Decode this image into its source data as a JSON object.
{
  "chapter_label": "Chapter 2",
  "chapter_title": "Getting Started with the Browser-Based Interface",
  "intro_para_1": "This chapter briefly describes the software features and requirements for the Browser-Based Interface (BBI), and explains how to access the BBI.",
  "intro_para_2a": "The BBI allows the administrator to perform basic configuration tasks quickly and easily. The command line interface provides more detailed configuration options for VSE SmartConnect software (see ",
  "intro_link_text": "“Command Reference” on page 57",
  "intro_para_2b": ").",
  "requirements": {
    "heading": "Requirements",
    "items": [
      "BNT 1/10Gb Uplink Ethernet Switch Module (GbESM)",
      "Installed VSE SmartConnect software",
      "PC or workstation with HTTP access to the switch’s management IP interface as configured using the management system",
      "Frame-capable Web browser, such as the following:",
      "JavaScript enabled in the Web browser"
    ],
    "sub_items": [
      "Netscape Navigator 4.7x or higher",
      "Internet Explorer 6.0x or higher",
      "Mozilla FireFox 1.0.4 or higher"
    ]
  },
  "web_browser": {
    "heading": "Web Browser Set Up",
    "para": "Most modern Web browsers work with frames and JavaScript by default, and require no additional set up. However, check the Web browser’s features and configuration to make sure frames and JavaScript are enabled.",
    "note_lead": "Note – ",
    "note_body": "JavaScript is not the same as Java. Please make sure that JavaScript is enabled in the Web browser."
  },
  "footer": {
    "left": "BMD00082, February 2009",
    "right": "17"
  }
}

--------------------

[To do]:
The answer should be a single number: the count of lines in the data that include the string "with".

[Output]:
3